Excerpts from an interface dataset
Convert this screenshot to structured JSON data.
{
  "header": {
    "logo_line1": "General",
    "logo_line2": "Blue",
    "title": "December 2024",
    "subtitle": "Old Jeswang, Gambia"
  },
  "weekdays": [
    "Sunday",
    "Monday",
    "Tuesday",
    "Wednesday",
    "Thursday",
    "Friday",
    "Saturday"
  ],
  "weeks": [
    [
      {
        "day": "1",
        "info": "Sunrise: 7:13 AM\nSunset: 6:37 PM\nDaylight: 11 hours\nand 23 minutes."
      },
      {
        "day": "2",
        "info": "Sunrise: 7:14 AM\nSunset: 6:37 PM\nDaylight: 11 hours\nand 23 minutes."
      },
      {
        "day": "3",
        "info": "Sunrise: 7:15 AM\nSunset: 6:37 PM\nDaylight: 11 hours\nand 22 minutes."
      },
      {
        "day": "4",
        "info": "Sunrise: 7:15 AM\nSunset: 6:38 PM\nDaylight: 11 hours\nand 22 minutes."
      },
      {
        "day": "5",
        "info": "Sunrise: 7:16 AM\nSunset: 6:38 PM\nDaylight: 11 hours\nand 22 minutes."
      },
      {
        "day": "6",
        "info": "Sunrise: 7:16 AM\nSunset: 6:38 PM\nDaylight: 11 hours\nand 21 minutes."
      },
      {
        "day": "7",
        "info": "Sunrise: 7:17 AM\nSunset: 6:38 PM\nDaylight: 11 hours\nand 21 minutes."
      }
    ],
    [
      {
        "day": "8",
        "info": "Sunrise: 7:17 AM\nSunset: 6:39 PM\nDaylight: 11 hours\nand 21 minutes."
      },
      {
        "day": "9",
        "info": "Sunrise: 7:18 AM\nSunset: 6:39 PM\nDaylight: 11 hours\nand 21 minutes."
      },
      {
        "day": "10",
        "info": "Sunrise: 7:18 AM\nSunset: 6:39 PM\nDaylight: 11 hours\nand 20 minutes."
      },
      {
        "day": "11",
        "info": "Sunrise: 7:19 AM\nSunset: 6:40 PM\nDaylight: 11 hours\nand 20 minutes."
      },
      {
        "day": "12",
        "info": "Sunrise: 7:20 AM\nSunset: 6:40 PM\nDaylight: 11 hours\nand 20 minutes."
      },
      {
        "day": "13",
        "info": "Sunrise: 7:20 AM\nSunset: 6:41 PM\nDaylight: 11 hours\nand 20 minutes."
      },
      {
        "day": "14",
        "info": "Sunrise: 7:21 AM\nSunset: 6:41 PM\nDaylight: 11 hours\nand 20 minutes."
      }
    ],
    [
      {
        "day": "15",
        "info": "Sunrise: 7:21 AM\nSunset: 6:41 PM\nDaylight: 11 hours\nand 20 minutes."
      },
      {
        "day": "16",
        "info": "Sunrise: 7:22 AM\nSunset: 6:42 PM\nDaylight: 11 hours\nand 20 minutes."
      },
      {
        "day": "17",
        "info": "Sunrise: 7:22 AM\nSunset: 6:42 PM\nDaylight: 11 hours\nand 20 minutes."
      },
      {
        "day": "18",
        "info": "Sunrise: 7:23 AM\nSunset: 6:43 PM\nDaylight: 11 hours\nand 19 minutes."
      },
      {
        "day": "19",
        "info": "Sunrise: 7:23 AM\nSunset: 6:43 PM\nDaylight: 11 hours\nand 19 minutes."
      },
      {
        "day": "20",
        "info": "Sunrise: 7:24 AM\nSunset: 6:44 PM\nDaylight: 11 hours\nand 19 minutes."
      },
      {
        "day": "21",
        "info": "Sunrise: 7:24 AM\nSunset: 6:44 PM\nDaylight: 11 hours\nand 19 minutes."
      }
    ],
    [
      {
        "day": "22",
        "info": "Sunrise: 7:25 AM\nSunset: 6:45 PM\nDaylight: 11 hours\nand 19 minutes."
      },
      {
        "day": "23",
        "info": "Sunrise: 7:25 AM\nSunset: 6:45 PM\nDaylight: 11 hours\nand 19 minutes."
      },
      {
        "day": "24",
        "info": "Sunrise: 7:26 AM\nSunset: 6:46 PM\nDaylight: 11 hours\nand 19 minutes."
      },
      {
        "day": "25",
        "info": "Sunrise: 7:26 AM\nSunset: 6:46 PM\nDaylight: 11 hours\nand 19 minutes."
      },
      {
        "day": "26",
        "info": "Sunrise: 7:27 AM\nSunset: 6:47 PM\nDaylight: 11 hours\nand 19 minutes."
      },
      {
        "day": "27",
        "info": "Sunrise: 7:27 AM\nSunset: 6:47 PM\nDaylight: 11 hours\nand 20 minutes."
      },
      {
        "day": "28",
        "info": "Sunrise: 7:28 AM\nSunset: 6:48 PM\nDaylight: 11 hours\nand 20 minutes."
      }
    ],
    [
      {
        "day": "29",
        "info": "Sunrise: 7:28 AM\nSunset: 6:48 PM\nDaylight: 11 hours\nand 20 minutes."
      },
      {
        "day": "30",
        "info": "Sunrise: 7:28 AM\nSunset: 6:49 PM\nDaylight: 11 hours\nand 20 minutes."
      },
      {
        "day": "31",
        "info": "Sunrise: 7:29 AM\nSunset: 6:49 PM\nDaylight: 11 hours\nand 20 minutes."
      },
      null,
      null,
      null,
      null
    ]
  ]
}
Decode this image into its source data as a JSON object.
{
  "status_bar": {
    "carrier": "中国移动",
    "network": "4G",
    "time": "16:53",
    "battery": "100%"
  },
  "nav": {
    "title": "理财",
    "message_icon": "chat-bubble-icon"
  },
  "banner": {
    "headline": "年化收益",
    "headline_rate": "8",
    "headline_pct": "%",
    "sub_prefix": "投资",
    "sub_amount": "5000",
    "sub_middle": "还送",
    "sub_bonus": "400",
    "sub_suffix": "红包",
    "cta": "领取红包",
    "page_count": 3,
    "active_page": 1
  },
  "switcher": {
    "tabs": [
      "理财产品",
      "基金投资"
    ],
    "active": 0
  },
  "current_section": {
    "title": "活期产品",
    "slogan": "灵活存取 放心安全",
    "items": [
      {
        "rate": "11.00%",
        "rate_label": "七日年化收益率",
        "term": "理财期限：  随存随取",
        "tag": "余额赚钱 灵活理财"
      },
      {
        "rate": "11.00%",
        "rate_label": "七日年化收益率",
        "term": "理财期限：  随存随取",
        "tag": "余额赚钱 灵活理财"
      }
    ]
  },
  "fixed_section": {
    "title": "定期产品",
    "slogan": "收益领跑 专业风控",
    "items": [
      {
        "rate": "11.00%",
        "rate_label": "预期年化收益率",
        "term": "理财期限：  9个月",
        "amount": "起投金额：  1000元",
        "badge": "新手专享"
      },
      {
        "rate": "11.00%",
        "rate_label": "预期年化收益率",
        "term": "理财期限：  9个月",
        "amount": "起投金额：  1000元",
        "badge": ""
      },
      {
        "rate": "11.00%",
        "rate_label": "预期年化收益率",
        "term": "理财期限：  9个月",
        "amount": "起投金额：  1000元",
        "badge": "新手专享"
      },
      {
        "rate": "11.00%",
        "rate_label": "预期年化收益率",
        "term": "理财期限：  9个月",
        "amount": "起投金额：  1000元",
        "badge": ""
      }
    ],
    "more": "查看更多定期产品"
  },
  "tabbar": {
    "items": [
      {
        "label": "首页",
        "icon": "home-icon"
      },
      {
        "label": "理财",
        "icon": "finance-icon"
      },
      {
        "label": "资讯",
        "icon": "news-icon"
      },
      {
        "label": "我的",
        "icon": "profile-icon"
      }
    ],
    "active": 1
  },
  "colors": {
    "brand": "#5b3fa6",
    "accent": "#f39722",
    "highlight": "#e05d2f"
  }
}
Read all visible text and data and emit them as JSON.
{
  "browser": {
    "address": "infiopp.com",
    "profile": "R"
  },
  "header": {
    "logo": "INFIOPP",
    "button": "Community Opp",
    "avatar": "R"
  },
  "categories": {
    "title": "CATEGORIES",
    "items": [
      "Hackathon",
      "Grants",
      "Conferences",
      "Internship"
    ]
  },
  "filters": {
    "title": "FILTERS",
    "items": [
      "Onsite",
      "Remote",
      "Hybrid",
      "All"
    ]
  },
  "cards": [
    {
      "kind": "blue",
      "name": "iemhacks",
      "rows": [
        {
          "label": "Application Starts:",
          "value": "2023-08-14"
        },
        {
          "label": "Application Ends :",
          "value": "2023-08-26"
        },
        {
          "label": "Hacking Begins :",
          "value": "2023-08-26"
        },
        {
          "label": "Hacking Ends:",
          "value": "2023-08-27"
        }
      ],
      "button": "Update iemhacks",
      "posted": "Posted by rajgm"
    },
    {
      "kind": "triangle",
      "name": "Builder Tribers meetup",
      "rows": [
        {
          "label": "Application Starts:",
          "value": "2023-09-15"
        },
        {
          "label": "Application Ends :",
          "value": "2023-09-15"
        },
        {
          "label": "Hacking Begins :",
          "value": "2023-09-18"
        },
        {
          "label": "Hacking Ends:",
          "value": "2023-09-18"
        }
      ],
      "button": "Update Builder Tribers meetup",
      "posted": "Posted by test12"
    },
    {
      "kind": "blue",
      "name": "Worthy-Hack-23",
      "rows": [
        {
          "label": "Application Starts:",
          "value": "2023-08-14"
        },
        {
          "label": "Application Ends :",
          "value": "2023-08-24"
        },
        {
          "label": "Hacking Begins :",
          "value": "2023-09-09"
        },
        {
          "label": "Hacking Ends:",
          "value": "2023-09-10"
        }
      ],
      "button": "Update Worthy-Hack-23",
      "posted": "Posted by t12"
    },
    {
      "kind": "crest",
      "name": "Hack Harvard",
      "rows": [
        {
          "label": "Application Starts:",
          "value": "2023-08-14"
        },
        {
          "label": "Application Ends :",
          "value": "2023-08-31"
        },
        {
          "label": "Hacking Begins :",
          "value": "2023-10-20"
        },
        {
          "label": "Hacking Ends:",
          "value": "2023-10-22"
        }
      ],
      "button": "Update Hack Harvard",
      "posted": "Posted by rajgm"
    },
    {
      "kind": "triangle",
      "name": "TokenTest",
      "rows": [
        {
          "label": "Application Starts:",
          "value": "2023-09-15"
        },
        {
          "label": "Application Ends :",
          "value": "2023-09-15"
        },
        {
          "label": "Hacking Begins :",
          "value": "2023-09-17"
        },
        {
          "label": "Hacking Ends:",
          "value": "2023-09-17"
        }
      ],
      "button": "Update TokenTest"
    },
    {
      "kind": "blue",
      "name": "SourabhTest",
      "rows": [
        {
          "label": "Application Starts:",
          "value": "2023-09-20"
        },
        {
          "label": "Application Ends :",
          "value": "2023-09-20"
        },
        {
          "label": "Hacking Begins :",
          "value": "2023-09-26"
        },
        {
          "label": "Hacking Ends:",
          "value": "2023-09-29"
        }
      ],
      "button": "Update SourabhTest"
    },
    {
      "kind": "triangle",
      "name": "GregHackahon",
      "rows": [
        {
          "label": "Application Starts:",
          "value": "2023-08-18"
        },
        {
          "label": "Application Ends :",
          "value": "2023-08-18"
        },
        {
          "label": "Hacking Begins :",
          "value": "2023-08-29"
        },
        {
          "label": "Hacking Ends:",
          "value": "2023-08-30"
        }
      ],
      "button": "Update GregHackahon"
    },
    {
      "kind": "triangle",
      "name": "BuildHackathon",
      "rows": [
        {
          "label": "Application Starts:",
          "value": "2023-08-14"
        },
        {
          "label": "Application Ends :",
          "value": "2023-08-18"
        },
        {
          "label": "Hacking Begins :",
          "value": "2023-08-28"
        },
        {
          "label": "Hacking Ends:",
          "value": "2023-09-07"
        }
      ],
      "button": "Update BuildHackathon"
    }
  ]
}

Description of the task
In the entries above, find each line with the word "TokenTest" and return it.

Answer space
      "name": "TokenTest",
      "button": "Update TokenTest"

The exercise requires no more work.